Mark Packard M’97 knew where to look for expertise in 2006 when the geographic information systems (GIS) department of an environmental consulting company he worked for spun off into its own company, ddms.
Having earned his Master’s of Science in Geographic Information Science at Saint Mary’s University, he went back to his alma mater’s network. First Packard hired one Saint Mary’s alumnus. Then two. Today, six of ddms’ 20 employees are graduates of Saint Mary’s GIS program.
That’s not to say that Packard hires only Saint Mary’s alumni or that he does so out of loyalty to the institution. Rather, each employee at ddms — regardless of where they were educated — has won a job offer through an interview process where six or more people have been interviewed. “Just because you went to Saint Mary’s, we won’t blindly let you in,” Packard assured. “Everyone has had to earn it, and everyone has had to go through a multi-phased interview process.”
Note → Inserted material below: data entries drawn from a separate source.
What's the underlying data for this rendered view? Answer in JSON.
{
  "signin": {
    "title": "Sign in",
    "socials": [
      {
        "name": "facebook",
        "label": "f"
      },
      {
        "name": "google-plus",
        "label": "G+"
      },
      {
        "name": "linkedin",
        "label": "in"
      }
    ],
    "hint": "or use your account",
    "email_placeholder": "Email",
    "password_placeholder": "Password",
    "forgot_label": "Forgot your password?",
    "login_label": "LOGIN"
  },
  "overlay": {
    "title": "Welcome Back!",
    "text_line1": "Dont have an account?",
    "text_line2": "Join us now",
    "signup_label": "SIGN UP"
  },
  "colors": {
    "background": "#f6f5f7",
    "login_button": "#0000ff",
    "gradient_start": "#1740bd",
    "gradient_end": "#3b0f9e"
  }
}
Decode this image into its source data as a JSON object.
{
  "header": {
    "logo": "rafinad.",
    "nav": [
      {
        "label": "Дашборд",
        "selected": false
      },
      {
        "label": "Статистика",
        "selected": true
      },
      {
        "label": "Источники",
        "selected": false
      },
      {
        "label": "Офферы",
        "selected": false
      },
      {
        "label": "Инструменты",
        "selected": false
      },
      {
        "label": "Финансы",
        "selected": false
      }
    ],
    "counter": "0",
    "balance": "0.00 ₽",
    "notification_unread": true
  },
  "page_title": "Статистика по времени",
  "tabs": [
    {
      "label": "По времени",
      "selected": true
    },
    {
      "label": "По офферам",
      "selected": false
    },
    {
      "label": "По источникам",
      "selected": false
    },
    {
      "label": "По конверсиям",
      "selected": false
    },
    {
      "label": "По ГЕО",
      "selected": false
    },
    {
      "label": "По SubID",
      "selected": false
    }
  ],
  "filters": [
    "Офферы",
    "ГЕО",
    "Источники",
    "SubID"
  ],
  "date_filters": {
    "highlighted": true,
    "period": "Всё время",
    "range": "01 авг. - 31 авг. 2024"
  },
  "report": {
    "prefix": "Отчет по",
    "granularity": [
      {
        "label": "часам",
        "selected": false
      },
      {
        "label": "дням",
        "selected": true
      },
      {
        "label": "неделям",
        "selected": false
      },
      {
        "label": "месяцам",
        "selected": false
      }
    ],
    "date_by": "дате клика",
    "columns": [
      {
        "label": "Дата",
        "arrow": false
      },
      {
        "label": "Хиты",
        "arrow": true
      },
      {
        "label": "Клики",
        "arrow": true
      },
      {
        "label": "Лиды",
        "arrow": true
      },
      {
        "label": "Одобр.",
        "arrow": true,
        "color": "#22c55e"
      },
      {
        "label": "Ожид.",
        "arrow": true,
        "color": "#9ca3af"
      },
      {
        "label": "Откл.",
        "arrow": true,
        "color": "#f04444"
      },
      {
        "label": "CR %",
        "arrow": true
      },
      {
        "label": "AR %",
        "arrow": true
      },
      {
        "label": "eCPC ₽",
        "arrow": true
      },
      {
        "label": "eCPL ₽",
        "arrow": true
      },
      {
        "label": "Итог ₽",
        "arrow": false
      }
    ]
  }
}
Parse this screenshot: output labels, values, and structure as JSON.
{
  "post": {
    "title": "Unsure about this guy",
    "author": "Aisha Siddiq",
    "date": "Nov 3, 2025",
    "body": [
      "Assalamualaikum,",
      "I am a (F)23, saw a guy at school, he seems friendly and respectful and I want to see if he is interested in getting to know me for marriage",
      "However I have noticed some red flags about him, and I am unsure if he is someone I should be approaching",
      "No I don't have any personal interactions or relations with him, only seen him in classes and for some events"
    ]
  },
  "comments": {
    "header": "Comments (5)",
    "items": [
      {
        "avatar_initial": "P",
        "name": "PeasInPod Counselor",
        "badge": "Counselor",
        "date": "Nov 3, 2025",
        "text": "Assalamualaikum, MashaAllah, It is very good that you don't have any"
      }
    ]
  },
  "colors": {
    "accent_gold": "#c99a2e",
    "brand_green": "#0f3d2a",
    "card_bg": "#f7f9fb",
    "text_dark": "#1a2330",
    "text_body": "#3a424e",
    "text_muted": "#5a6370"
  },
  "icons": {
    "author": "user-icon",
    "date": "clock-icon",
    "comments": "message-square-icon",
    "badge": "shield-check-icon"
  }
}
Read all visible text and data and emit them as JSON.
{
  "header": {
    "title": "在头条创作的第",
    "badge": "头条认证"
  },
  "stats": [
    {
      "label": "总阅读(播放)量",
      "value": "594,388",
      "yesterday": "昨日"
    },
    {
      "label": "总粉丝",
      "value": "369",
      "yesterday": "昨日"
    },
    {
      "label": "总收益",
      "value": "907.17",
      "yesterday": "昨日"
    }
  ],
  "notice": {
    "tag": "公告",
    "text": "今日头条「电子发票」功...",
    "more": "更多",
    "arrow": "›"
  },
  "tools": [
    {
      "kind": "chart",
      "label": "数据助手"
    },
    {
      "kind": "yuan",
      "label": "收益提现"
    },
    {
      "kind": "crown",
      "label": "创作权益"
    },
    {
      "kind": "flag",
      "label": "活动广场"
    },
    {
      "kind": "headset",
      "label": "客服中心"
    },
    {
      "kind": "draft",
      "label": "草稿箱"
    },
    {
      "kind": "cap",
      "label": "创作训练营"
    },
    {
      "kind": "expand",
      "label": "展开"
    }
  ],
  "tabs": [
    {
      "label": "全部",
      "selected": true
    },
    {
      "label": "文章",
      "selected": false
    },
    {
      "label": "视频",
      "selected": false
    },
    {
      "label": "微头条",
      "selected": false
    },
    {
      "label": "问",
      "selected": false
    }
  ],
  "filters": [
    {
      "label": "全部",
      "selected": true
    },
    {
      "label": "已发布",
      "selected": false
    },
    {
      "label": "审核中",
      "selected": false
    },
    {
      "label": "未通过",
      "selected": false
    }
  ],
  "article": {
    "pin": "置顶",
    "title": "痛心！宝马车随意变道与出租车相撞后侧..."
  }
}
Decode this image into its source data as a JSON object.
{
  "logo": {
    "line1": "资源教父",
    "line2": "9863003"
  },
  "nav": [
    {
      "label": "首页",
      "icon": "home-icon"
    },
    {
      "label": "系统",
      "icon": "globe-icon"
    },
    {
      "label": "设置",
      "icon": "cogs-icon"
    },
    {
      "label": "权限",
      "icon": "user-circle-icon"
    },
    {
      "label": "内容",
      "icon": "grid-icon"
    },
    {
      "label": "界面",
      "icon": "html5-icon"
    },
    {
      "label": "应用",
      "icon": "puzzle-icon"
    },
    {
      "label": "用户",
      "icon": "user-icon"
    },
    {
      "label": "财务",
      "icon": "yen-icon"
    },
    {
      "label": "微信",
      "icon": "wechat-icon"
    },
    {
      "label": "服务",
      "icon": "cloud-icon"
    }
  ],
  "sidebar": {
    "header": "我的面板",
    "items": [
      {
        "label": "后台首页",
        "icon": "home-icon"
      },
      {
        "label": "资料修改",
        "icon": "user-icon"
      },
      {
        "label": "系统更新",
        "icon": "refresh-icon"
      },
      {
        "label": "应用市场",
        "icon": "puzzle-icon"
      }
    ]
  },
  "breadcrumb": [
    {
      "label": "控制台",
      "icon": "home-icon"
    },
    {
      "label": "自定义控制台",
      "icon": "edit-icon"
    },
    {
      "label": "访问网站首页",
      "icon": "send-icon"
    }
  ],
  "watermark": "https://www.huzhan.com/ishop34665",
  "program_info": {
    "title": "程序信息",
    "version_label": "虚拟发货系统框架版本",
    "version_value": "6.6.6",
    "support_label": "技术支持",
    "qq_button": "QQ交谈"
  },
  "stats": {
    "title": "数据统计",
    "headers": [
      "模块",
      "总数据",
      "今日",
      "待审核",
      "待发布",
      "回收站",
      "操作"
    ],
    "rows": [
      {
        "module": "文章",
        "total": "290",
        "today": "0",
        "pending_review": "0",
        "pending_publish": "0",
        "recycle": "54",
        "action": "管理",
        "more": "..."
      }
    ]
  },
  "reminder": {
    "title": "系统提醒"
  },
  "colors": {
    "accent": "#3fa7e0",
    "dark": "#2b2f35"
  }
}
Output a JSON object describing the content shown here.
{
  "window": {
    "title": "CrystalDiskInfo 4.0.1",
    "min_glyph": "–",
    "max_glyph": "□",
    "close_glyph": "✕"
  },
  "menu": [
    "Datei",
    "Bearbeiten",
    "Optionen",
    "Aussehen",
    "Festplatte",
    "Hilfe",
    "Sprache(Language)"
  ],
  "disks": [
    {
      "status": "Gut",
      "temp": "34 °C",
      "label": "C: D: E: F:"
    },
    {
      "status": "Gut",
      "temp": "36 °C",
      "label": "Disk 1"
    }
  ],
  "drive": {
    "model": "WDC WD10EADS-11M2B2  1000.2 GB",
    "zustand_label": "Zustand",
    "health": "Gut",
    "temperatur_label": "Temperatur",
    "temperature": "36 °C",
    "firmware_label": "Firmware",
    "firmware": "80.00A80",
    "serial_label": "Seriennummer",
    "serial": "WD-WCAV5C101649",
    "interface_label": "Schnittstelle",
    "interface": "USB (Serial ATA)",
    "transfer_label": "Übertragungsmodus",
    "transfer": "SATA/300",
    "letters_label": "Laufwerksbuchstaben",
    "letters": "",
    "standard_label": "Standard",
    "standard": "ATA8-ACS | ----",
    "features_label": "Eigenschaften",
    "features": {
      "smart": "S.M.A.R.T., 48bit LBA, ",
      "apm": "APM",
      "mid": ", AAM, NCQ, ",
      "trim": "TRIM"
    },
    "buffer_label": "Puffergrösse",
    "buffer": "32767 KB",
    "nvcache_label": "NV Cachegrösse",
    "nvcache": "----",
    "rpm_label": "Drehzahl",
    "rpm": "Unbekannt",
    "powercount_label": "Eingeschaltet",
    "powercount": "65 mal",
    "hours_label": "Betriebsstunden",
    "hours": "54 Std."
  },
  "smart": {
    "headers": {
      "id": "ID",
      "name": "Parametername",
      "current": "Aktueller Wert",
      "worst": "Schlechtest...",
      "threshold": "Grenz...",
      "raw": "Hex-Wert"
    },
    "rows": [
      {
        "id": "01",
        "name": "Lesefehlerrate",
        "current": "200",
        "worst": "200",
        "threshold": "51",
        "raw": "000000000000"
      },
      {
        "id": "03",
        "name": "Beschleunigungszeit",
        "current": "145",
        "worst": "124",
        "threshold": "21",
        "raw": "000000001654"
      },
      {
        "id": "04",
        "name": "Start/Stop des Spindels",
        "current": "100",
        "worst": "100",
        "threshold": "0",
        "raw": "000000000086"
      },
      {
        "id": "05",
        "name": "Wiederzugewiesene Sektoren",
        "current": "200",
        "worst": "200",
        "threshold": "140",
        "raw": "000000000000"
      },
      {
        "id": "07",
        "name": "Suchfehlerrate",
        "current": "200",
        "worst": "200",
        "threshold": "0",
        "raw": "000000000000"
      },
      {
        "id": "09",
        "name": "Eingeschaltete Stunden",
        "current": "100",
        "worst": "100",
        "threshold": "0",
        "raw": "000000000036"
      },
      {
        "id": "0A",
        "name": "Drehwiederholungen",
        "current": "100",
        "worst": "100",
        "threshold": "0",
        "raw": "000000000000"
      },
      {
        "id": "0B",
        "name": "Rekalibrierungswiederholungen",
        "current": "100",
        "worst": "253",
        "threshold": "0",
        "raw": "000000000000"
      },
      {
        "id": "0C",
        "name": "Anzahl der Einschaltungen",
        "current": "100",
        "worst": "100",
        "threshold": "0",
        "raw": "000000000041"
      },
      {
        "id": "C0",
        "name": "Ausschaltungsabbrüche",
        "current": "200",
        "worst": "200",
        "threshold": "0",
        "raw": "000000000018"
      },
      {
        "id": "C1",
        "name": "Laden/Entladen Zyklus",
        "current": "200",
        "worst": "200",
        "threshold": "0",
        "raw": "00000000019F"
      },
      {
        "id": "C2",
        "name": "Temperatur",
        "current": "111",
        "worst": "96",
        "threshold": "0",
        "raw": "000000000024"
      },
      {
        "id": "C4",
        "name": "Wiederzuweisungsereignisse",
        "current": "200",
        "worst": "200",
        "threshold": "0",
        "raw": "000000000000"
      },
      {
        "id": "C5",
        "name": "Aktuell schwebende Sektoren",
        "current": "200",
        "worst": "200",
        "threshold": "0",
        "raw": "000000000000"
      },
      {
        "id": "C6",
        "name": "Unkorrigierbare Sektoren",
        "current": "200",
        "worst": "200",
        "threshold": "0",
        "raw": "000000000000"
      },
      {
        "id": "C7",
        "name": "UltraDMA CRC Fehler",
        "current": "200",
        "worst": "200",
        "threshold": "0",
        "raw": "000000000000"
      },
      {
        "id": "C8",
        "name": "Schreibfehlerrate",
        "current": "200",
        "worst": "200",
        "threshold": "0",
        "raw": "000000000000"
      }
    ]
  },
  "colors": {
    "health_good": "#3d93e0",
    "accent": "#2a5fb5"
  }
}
So what sets apart Saint Mary’s GIS graduates?
“We have a really good understanding of what it takes (to do this type of work),” Packard said. “We know that their level is where we need it to be for our hires. We have a really high comfort level in understanding what their education was, having gone through it.”
Packard’s own GIS story started in 1996 when he graduated with a bachelor’s degree in geology. He enjoyed his undergraduate education, but knew he needed more computer and technology training. That led him to enroll in the Saint Mary’s master’s of science in GIS program.
“I think I finished in about a year and a half, I really hit it hard,” Packard recalled. “My computer acumen went way up as a result of the training and classes at Saint Mary’s. I started at a very foundational level, learned what I needed and left at an expert level with software and computers in general. Ever since then I’ve done the IT at any place I’ve been.”
After graduation, Packard headed east and began his first GIS project in northeast Pennsylvania. For two years, he ran the information database for a non-profit coal reclamation project. It was there, Packard said, that he realized all of his education was practiced in the real world.
Feeling the urge to move back to Minnesota, Packard joined Summit in St. Paul as their GIS specialist. A regional environmental consultant, Summit conducts local environmental investigations and remediations, like cleaning up gas leaks. GIS technology is used for tasks such as locating water sources or planning drill spots.
It was from Summit that ddms split off — keeping a relationship between the two companies with stock ownership and sharing the same building. Since its inception, ddms has grown by large proportions as a consulting company providing data management and visualization services to the environmental remediation and energy industries.
“We work with many large chemical or pharmaceutical companies for example,” Packard said. “Anyone that has made chemicals that could get into the Earth and adversely impact the environment. For all the projects we work on, the goal is to clean them up to the point where it’s not unhealthy for people.”
The applications for GIS in ddms’ work are endless, and clients can now access the company’s information through an online project portal with a massive amount of data stored on it.
“We have a project portal that has about 3,000 users on it,” Packard said. “It’s fully GIS-enabled. All the projects around the country, they’re all in this web platform. You can spend a lot of time creating a map, and only one person might handle it if it’s paper. Or you put it up on the web, and 3,000 people in the portal can use it.”
Packard and ddms don’t have a particular goal for employee growth; they want healthy success and healthy business margins. They have the bandwidth to take on bigger projects.
“We don’t need to be big or to grow just for growth’s sake,” Packard said. “But we’ll keep hiring and keep growing.”
Maybe some of those new hires will be from Saint Mary’s. After all, alumni have a great track record at ddms.
Click here to visit the program page for the M.S. in Geographic Information Science program (offered in both Winona and the Twin Cities).